Feel free to be as sceptical as you want, but there is a lot of solid research evidence that practicing mindfulness can help us enjoy the world around us more.
And this can work for PhD students.
When I encourage students to take on the challenge of spending a couple of minutes a day practicing mindfulness, they report that it really helps them manage the uncertainty that can accompany a PhD.
Those couple of minutes spent switching off from the constant state of being 'on the go' can help you become a bit calmer and leave aside those everyday PhD stresses: checking results, waiting for supervisor feedback, or finding out about the results of a funding application.
Last but not least, practicing mindfulness will improve your focus when you are working. That means being better able to stay on task and finish that literature review chapter you are meant to be working on when you’d rather be binge-watching another TV series on Netflix.
Out of the lab and onto the track
It’s not all about passive contemplation though. If the idea of sitting still doesn’t appeal, try vigorous exercise instead to help you clear your head.
Personally, as a keen runner I often relied on the power of exercise to help me with some rough patches during my own PhD.
There's a good chance your university invests in its own sports and gymnasium facilities as well as libraries and laboratories. If so, use them. The equipment inside may be a bit different, but it could be just as helpful to your PhD in the long-run (pun intended).

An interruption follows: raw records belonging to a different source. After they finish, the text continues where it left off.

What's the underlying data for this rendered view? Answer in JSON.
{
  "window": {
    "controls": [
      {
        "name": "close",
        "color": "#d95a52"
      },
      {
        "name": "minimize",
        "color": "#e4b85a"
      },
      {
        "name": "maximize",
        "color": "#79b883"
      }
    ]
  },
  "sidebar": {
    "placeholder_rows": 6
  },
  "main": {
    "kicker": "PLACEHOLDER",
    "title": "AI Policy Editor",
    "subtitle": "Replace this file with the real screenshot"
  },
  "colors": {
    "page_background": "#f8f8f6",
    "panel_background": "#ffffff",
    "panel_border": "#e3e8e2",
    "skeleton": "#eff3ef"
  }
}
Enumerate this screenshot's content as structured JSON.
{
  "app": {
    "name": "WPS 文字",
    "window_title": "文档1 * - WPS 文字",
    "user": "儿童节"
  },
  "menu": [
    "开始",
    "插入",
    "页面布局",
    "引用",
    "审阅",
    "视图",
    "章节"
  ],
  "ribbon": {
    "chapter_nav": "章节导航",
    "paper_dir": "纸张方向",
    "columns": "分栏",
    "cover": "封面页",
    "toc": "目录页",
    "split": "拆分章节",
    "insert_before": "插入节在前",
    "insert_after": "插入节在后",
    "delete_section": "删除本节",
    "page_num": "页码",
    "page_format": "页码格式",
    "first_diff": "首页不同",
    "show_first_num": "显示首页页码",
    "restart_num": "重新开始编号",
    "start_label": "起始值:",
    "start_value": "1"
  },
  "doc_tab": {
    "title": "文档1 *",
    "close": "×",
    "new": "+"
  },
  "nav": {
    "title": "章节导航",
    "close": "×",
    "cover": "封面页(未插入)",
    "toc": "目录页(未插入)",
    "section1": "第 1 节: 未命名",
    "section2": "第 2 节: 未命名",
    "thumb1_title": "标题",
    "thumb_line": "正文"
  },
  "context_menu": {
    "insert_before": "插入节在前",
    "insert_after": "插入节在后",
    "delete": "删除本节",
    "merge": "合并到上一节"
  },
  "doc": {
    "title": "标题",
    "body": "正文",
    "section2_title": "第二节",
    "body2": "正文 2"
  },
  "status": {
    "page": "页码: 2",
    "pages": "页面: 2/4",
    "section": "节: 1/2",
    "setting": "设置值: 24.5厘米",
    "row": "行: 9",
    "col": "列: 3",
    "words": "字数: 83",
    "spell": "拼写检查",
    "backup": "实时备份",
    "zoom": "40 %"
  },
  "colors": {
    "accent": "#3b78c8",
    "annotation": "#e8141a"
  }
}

Or you could try folding some exercise into your daily routine - perhaps by running or cycling to campus.